With the recent destruction of the Santa Barbara Cave fire with over 4200 acres burning and 0% containment in the wake of trauma from wildfire destruction throughout the state of California, Californians are left to look to our past to move forward. For thousands of years tribes throughout the state used intentional burns to renew cultural resources, create habitats, and reduce the risk of larger wildfires. Under desperate circumstances, California lawmakers look to indiginous practices of light burning to prevent future fires.
For decades laws have suppressed using fire as a preventative solution for larger forest fires, now California is looking to local tribes to assist in the effort to prevent larger fires. Native people believe that the land is a renewing resource and believe that frequent small fires maintain oak tree health, clear prairie habitats, and prepares for drought tolerance. According to ‘Fire As Medicine’ from the Guardian “In 2015, Robbins, Lake, Tripp and other indigenous fire practitioners began collaborating on a strategy to bring back native practices. Together they authored a “healthy country plan”, laying out the ramifications of fire exclusion and a path to returning indigenous burning to Karuk, Hupa and Yurok land in order to renew and maintain cultural resources, create sustainable economic opportunity, and make the land more resilient in the face of the climate crisis. That work has grown into the Indigenous Peoples Burn Network.” The idea of this healthy country plan is to bring back the health of the land, which the Yurok believe cannot be had without the use of fire as medicine. Margo Robbins, Yurok tribe member and co-lead and advisor of the Indigenous People’s Burn Network stated, “When our land is healthy, and our spiritual and cultural connection to our land is healthy, then we, as a people, will be healthy again.” Thoughtful, intentional light fires could be a solution to the larger destructive fires.

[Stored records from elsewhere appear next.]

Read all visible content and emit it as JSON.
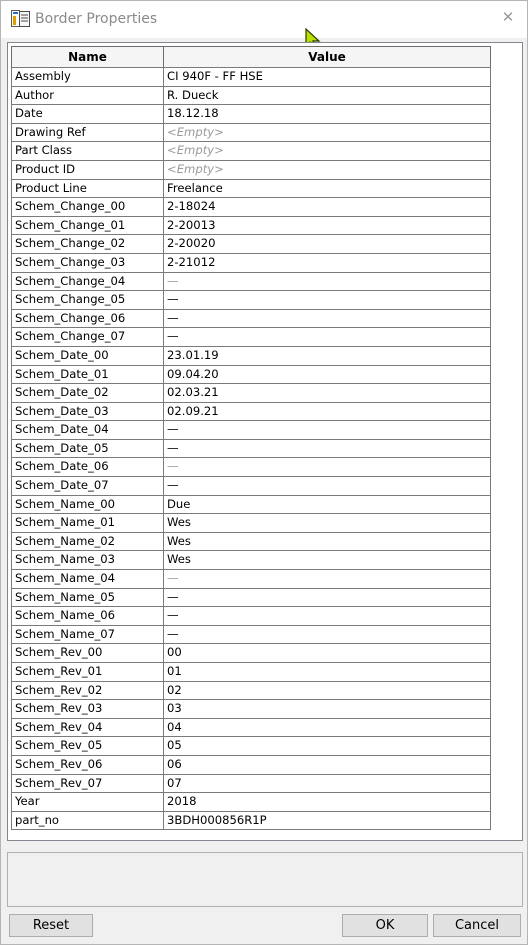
{
  "window": {
    "title": "Border Properties",
    "icon": "document-properties-icon",
    "close_glyph": "✕"
  },
  "grid": {
    "columns": [
      "Name",
      "Value"
    ],
    "rows": [
      {
        "name": "Assembly",
        "value": "CI 940F - FF HSE",
        "style": "normal"
      },
      {
        "name": "Author",
        "value": "R. Dueck",
        "style": "normal"
      },
      {
        "name": "Date",
        "value": "18.12.18",
        "style": "normal"
      },
      {
        "name": "Drawing Ref",
        "value": "<Empty>",
        "style": "empty"
      },
      {
        "name": "Part Class",
        "value": "<Empty>",
        "style": "empty"
      },
      {
        "name": "Product ID",
        "value": "<Empty>",
        "style": "empty"
      },
      {
        "name": "Product Line",
        "value": "Freelance",
        "style": "normal"
      },
      {
        "name": "Schem_Change_00",
        "value": "2-18024",
        "style": "normal"
      },
      {
        "name": "Schem_Change_01",
        "value": "2-20013",
        "style": "normal"
      },
      {
        "name": "Schem_Change_02",
        "value": "2-20020",
        "style": "normal"
      },
      {
        "name": "Schem_Change_03",
        "value": "2-21012",
        "style": "normal"
      },
      {
        "name": "Schem_Change_04",
        "value": "—",
        "style": "dash-light"
      },
      {
        "name": "Schem_Change_05",
        "value": "—",
        "style": "dash"
      },
      {
        "name": "Schem_Change_06",
        "value": "—",
        "style": "dash"
      },
      {
        "name": "Schem_Change_07",
        "value": "—",
        "style": "dash"
      },
      {
        "name": "Schem_Date_00",
        "value": "23.01.19",
        "style": "normal"
      },
      {
        "name": "Schem_Date_01",
        "value": "09.04.20",
        "style": "normal"
      },
      {
        "name": "Schem_Date_02",
        "value": "02.03.21",
        "style": "normal"
      },
      {
        "name": "Schem_Date_03",
        "value": "02.09.21",
        "style": "normal"
      },
      {
        "name": "Schem_Date_04",
        "value": "—",
        "style": "dash"
      },
      {
        "name": "Schem_Date_05",
        "value": "—",
        "style": "dash"
      },
      {
        "name": "Schem_Date_06",
        "value": "—",
        "style": "dash-light"
      },
      {
        "name": "Schem_Date_07",
        "value": "—",
        "style": "dash"
      },
      {
        "name": "Schem_Name_00",
        "value": "Due",
        "style": "normal"
      },
      {
        "name": "Schem_Name_01",
        "value": "Wes",
        "style": "normal"
      },
      {
        "name": "Schem_Name_02",
        "value": "Wes",
        "style": "normal"
      },
      {
        "name": "Schem_Name_03",
        "value": "Wes",
        "style": "normal"
      },
      {
        "name": "Schem_Name_04",
        "value": "—",
        "style": "dash-light"
      },
      {
        "name": "Schem_Name_05",
        "value": "—",
        "style": "dash"
      },
      {
        "name": "Schem_Name_06",
        "value": "—",
        "style": "dash"
      },
      {
        "name": "Schem_Name_07",
        "value": "—",
        "style": "dash"
      },
      {
        "name": "Schem_Rev_00",
        "value": "00",
        "style": "normal"
      },
      {
        "name": "Schem_Rev_01",
        "value": "01",
        "style": "normal"
      },
      {
        "name": "Schem_Rev_02",
        "value": "02",
        "style": "normal"
      },
      {
        "name": "Schem_Rev_03",
        "value": "03",
        "style": "normal"
      },
      {
        "name": "Schem_Rev_04",
        "value": "04",
        "style": "normal"
      },
      {
        "name": "Schem_Rev_05",
        "value": "05",
        "style": "normal"
      },
      {
        "name": "Schem_Rev_06",
        "value": "06",
        "style": "normal"
      },
      {
        "name": "Schem_Rev_07",
        "value": "07",
        "style": "normal"
      },
      {
        "name": "Year",
        "value": "2018",
        "style": "normal"
      },
      {
        "name": "part_no",
        "value": "3BDH000856R1P",
        "style": "normal"
      }
    ]
  },
  "description": "",
  "buttons": {
    "reset": "Reset",
    "ok": "OK",
    "cancel": "Cancel"
  }
}
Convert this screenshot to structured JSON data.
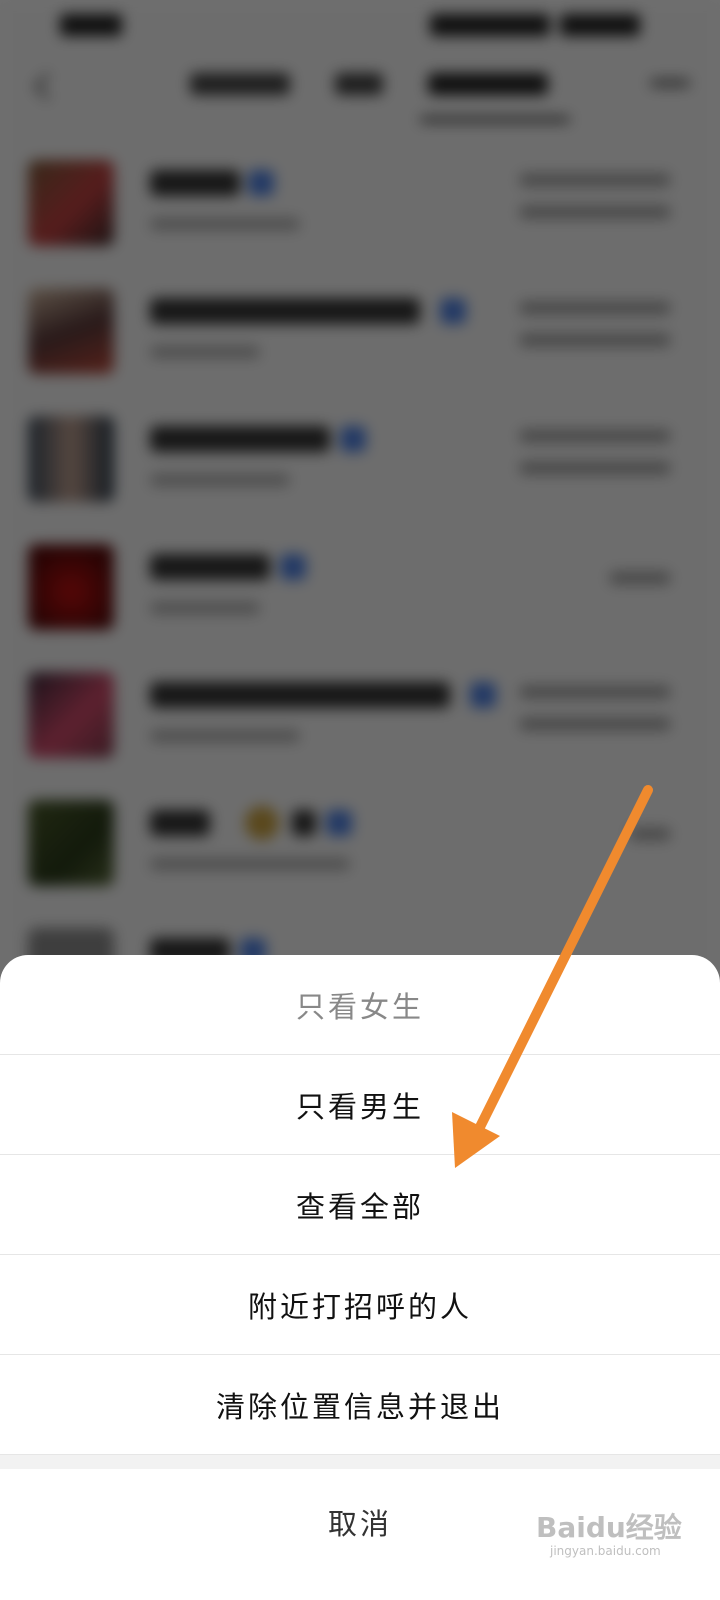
{
  "menu": {
    "items": [
      {
        "label": "只看女生"
      },
      {
        "label": "只看男生"
      },
      {
        "label": "查看全部"
      },
      {
        "label": "附近打招呼的人"
      },
      {
        "label": "清除位置信息并退出"
      }
    ],
    "cancel_label": "取消"
  },
  "watermark": {
    "brand": "Baidu经验",
    "url": "jingyan.baidu.com"
  },
  "colors": {
    "annotation_arrow": "#f08a2e",
    "sheet_background": "#ffffff",
    "overlay": "rgba(0,0,0,0.55)"
  },
  "icons": {
    "back": "back-arrow-icon",
    "annotation": "orange-arrow-annotation"
  }
}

Although it remains illegal to intentionally set fires without Fire Department oversight, lawmakers are learning to embrace tribal practices. Tribes do not believe that light-burning is a solution for the climate crisis, but they do believe that it is one part of the process. They believe that fire is medicine for the land and greater habitats, and lawmakers are beginning to see the benefits to the thousands of years of experience that they bring to protecting our land.
This October prepare for spring by planting bulbs and winter crops. Now is the time to dig up bulbs and perennial flowers to prepare for superior growth. Place bulbs in a paper or mesh bag in the refrigerator for 6-8 weeks, storing them away from apples to prevent early sprouting. Bulbs should be planted once temperatures have cooled down, late October or early November here in the Bay Area. Be sure to plant them in full sun in an area with good drainage. Plant them three times deeper than your bulb is tall with the pointy side up. Organic compost placed inside planting holes ensures good blooming. Now is also a great time to plant winter crops! The Bay Area, California has the perfect autumn climate to plant winter crops such as onions, garlic, broccoli, carrots, spinach, beets, chard, and lettuce. You need less space for your winter garden and can plant seedlings closer together to prevent erosion from rainfall.
This fall Living Classroom's first grade students will plant winter vegetables while learning about photosynthesis in a lesson called "Powerful Plants". Students will plant their own seedling and will measure the growth during planting and throughout the seedling's growth to harvest. The children will harvest these vegetables during their winter "Growing Vegetable Soup" lesson. During this lesson they will make a delicious soup with the vegetables that they harvested from their own vegetable garden!
Want to see what we do where we do it? Please join our Garden Tour on Wednesday, Oct 30, at 1pm at Landels School to see our "Powerful Plants" lesson in action.
Space is limited, so please sign up at email@example.com